Before we go into further detail let's just have a quick look at how we come across intervals with two examples. Note that these can be seen vertically, meaning single notes stacked upon each other, ie a chordal approach, and horizontally, meaning single notes played one after the other, ie a melodic approach.
2 single notes:
Note 1 Note 2
triad (3 single notes):
Note 1 Note 2 Note 3
1st interval 2nd interval
Feel free to examine 4 notes or apply the above to a scale. So how about one single note you might ask. Well, as long it's just one note- no real interval is involved. But let's say we play the same note twice (either on the same instrument or on two different instruments) then an interval is involved. In our metaphorical example this would mean that your favorite pub is also your favorit Blues bar (ya a lucky guy:-).
Ok let's dig a bit deeper.
You are all familiar with the concept of time as we measure it. If I say "1 hour", you have a clear understanding of what this means, the same with minutes and seconds. In the same way intervals are a concept with units and a corresponding terminology.
In order to measure the distance between two notes we have to define two main families of intervals.
The first family is called Perfect Intervals. The second family is called Major or Minor Intervals. Whereas our Perfect Interval family solely exists of one option, (ie Perfect), the Major or Minor Intervals family can take 2 forms: either Major or Minor, whereas Minor means “not as far away as Major", (ie Minor is always one half step below major).

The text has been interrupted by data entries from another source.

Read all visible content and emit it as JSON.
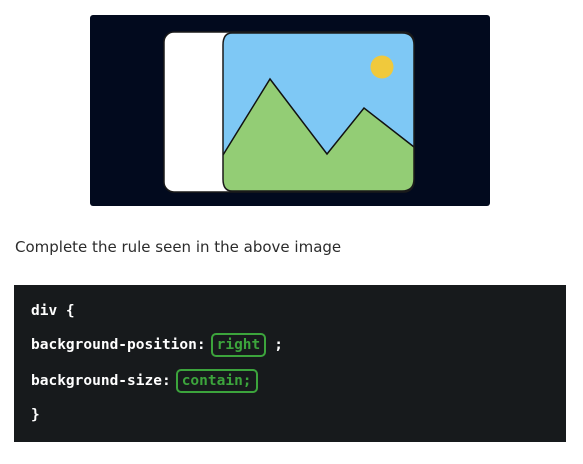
{
  "preview": {
    "icon": "image-landscape-icon",
    "colors": {
      "background": "#020a1e",
      "sky": "#7ec8f5",
      "mountains": "#93cd75",
      "sun": "#f0c93c"
    }
  },
  "prompt": "Complete the rule seen in the above image",
  "code": {
    "open": "div {",
    "prop1": "background-position:",
    "answer1": "right",
    "after1": ";",
    "prop2": "background-size:",
    "answer2": "contain;",
    "close": "}"
  }
}
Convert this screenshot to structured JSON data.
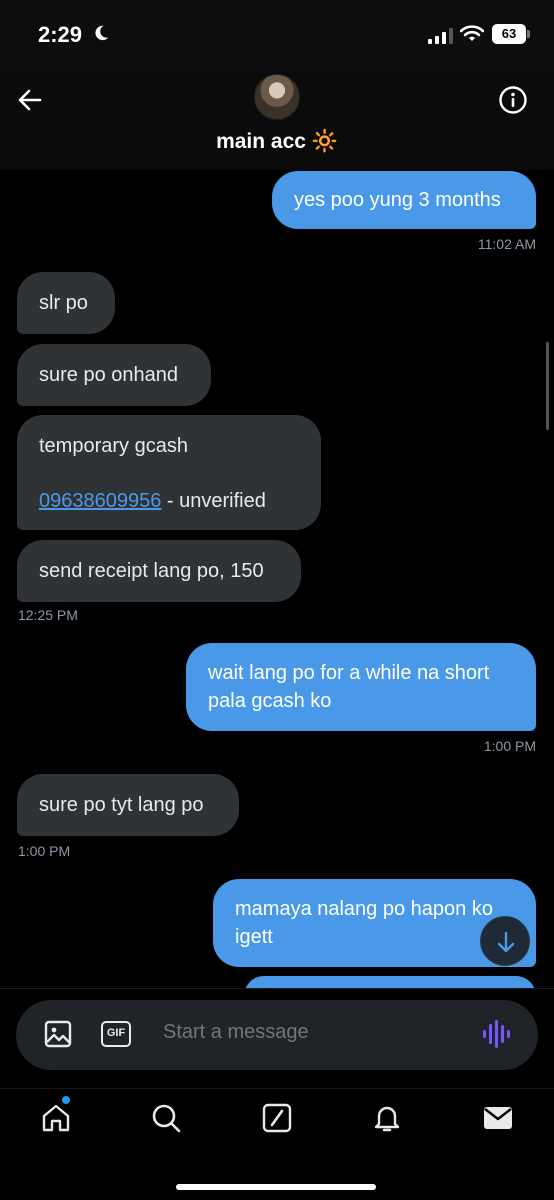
{
  "status_bar": {
    "time": "2:29",
    "battery": "63"
  },
  "header": {
    "title": "main acc 🔆"
  },
  "messages": [
    {
      "dir": "out",
      "lines": [
        "yes poo yung 3 months"
      ],
      "time": "11:02 AM"
    },
    {
      "dir": "in",
      "lines": [
        "slr po"
      ]
    },
    {
      "dir": "in",
      "lines": [
        "sure po onhand"
      ]
    },
    {
      "dir": "in",
      "text_top": "temporary gcash",
      "link": "09638609956",
      "link_suffix": " - unverified"
    },
    {
      "dir": "in",
      "lines": [
        "send receipt lang po, 150"
      ],
      "time": "12:25 PM"
    },
    {
      "dir": "out",
      "lines": [
        "wait lang po for a while na short",
        "pala gcash ko"
      ],
      "time": "1:00 PM"
    },
    {
      "dir": "in",
      "lines": [
        "sure po tyt lang po"
      ],
      "time": "1:00 PM"
    },
    {
      "dir": "out",
      "lines": [
        "mamaya nalang po hapon ko",
        "igett"
      ]
    }
  ],
  "composer": {
    "placeholder": "Start a message",
    "gif_label": "GIF"
  },
  "icons": {
    "back": "back-arrow-icon",
    "info": "info-icon",
    "image": "image-icon",
    "gif": "gif-icon",
    "voice": "voice-icon",
    "scroll_down": "arrow-down-icon",
    "tabs": [
      "home-icon",
      "search-icon",
      "grok-icon",
      "notifications-icon",
      "messages-icon"
    ]
  },
  "colors": {
    "accent": "#4a99e9",
    "incoming_bubble": "#2f3336",
    "voice": "#7856ff"
  }
}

Below is a graphical visualisation of the above said. Remember, we are talking about a distance here.
It wouldn't be in the nature of science (and music theory is a vast science) if there weren't some options/complications. No worries though - it's all structured and logical.
To both families of intervals there are 'alterations', which help us in certain situations to be more accurate in describing the distance between two notes.
This is how it goes: altering from our two main families we can distinguish between Augmented and Diminished, whereas Augmented expands upon the original family (by a half step) and Diminished lowers it (by a half step).
Let's look at our visual examples again:
A Quick Review
So far we have learned some important terminology which is used to describe the distance between notes. We know that there are Perfect Intervals and that there are intervals that can be either 'Major or Minor'.
Note: Intervals can only belong to one of these families - it can't be Perfect and Major or Major and Minor or Perfect and Minor. An interval can only be Perfect or Major or Minor.
Then we learned that there are options in the 2 main families called Diminished and Augmented. Augmented expands upon the original interval family and Diminished lowers it.
Now that the terminology is out of the way we can talk about the ‘units' that are used in describing music and thus intervals and their names.